High costs and the lack of government subsidies or incentives make the U.S. more costly compared to regions where governments off that. Canada pours $4 billion a year in subsidies into its industries, including games. And it has attractive tax breaks that make the cost per employee about 25 percent of the U.S.
Canada, however, can’t beat the U.S. in sheer population. To some perspective on the comparison, the state of Washington alone has 423 game companies with 20,800 employees.
Game industries can’t be taken for granted. Sometimes they fizzle, due to war, layoffs, or acquisitions.
I heard from Nvidia’s CEO there are about 1,500 startups in artificial intelligence right now. Those suck a lot of jobs out of game companies in Silicon Valley. Some AI engineers in Silicon Valley are getting salaries around $1 million a year, according to our AI reporter Jordan Novet. It’s the hottest new thing. The presence of competing industries next to the game industry can make the game industry look really bad in the U.S. It can pull jobs out of the game industry because there’s something better down the street.
But governments don’t have to be helpless. There are things you can do to reduce the region’s risk of losing its game industry. I’ve listed some of those ideas above.
Top game job postings by city
This was another interesting chart from Indeed.com, where the number one city in the world – where you should all move right now – is Seongnam, South Korea. They have the most jobs posted out of any city in the world. Again, looking at where San Francisco is, it’s number 13 on the list. Bellevue, Washington has more jobs open than Silicon Valley. But again, this makes me ask more questions. Why is this? I’d ask the whole game industry to help us figure out the answers.
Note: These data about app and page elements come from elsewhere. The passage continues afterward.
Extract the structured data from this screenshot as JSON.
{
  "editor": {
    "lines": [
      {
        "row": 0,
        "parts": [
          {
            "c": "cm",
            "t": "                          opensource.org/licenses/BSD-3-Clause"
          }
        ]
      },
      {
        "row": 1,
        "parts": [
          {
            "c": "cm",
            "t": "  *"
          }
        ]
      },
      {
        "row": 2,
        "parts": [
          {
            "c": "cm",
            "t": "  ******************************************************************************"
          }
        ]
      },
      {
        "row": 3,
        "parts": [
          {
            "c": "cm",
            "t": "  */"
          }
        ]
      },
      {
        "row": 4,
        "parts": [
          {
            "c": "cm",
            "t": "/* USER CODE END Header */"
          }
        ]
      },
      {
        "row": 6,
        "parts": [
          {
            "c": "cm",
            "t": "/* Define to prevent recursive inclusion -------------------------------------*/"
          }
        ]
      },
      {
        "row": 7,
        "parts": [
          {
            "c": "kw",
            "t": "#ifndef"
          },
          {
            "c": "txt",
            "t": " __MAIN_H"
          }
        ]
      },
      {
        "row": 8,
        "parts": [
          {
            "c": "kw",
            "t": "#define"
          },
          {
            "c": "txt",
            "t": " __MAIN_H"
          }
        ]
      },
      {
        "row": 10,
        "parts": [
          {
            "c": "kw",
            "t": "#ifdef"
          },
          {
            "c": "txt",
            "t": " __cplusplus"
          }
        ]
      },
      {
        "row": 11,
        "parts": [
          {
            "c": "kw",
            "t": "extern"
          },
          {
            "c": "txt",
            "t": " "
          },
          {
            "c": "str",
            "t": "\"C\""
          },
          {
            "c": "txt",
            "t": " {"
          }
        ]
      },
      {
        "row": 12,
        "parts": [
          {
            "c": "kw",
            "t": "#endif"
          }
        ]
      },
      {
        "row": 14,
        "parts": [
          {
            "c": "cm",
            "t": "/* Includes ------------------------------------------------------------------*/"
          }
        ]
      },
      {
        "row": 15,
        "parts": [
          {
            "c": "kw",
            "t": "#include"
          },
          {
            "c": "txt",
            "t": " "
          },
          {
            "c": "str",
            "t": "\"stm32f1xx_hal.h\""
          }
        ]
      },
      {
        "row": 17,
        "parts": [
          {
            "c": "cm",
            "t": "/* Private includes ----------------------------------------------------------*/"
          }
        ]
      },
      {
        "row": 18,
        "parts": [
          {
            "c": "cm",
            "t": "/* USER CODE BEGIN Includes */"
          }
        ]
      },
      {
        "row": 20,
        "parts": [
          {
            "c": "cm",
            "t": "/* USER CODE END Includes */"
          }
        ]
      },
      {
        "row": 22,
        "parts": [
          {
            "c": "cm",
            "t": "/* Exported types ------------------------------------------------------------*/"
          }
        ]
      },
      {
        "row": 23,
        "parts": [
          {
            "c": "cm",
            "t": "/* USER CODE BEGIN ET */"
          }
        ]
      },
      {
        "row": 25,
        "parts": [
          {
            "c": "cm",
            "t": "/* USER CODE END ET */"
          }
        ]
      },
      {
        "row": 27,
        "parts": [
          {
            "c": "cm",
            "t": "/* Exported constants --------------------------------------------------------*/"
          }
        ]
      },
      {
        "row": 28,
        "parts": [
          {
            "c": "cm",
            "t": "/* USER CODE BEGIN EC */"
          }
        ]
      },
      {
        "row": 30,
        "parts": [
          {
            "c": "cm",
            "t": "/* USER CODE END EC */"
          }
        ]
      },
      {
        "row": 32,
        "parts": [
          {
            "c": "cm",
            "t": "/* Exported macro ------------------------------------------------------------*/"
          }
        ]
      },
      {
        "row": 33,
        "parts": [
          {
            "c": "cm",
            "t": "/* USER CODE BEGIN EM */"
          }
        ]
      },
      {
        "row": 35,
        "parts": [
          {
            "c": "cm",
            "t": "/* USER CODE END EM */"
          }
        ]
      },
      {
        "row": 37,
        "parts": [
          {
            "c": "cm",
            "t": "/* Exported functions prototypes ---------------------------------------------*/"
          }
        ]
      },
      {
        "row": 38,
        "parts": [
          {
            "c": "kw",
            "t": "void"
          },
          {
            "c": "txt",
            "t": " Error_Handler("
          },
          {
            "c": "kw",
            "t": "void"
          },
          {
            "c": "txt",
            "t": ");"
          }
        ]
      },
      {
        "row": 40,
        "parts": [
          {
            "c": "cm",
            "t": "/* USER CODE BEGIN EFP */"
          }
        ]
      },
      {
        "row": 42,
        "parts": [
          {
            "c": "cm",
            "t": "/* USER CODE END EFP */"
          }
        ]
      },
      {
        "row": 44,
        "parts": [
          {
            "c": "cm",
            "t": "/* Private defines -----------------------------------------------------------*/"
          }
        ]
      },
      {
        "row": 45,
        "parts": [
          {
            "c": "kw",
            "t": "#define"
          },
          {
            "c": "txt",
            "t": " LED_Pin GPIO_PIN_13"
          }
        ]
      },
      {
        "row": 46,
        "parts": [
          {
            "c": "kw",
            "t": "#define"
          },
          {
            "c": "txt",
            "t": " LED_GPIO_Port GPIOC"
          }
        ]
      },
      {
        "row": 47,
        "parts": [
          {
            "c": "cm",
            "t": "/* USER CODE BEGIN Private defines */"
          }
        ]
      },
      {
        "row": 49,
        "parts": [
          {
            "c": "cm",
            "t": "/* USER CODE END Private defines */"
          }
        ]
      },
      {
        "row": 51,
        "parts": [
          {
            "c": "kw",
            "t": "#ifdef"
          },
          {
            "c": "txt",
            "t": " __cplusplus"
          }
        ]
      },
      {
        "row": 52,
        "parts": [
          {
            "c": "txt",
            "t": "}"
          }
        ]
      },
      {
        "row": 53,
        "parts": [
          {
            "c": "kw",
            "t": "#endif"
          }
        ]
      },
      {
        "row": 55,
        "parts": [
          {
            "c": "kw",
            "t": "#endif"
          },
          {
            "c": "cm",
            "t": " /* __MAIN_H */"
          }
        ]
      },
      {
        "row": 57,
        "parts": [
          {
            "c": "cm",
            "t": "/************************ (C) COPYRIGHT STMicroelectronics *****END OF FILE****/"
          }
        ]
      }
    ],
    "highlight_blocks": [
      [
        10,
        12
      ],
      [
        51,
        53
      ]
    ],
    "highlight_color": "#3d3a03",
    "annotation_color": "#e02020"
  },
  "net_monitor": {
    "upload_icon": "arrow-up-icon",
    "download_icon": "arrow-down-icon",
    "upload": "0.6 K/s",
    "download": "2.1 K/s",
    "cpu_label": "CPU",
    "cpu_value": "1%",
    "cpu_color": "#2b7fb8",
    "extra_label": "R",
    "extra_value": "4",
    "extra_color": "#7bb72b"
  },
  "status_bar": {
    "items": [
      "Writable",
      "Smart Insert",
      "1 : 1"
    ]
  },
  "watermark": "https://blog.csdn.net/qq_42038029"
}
It was eye-opening to see who the largest public game companies are. Tencent, from China, is the largest game company in the world. This is what I like about the games business. Everything is weird and unpredictable. Supercell, with 250 employees now, is valued at $10 billion, based on a real transaction. It’s worth more than Ubisoft, with 10,000 employees, valued at $3.7 billion. Ubisoft maybe isn’t as capital efficient as they might hope.
A lot of the strongest leaders in the game industry are platform owners. Mixi got on the list on the strength of a single mobile game. In the first half of 2016 we saw a little bit of change, but not much.
Where the jobs will be
As I mentioned before, if there’s a reason to change the order of things in the world, new platforms are the way to do it. To invest heavily, to dive into new regions, platforms are the way to create new jobs. The new platforms that could create more jobs in the future include VR, AR, esports, toys to life, and TV.
China is strong, but ultimately you run into the problem of government censorship. It’s not necessarily the best place in the world for creative professionals. China is strong in mobile and PC games, but not so much in console. It is making a huge push into VR via its Internet cafes. Tencent has bought stakes in Supercell, Activision Blizzard, Riot Games, Miniclip, Epic, and Glu Mobile.
Israel has a very interesting history. It started in online gambling, but that expertise served them very well with the rise of social casino games. The largest social casino game maker, Playtika, grew to well over 1,000 employees, and was then acquired by a Chinese company for $4 billion.
M&A activity can have a very big effect on what happens to your region and where the strength of the game economy is. If someone from another region acquires a company, they have different interests than necessarily keeping jobs in your city or your country.
85 percent of Spain’s 480 companies didn’t exist 10 years ago. With that number, it’s not a surprise that they recently had a big exit with Social Point getting acquired by Take-Two Interactive for more than $250 million.
Things can change. In Israel and Ukraine, we found out that geopolitics can matter. When countries go to war, that’s not good for the game industry. We all learned that playing Civilization. If you go to war, it’s rarely good for your empire. Austin had a vulnerability in that it was especially dependent on the MMO industry. They had lots of MMO companies, and when the smaller MMOs were all killed off by World of Warcraft, those companies disappeared.
Immigration policy in the U.S. is not going to give the industry an advantage over the next four years. Canada is strategizing right now with regard to taking advantage of Donald Trump, and they’ll probably have a lot of success. The game industry should welcome people and welcome games. We’ve seen governments obsess over violence in games, how to regulate games, how to keep them out of the hands of children. We see some regions where people grow up playing games and some regions where they don’t. India didn’t have a history of people playing games, and they’re not as far up the food chain in the industry today.
The idea of a food chain is appropriate as far as how countries and regions can strategize about how to grow in the future, how to move up. You can start with game testing at the very bottom. At the top of the chain, I guess, is Grand Theft Auto, or something along those lines. Your industry should level up, just as game developers level up, to stay ahead of a commodity war at the bottom of the food chain.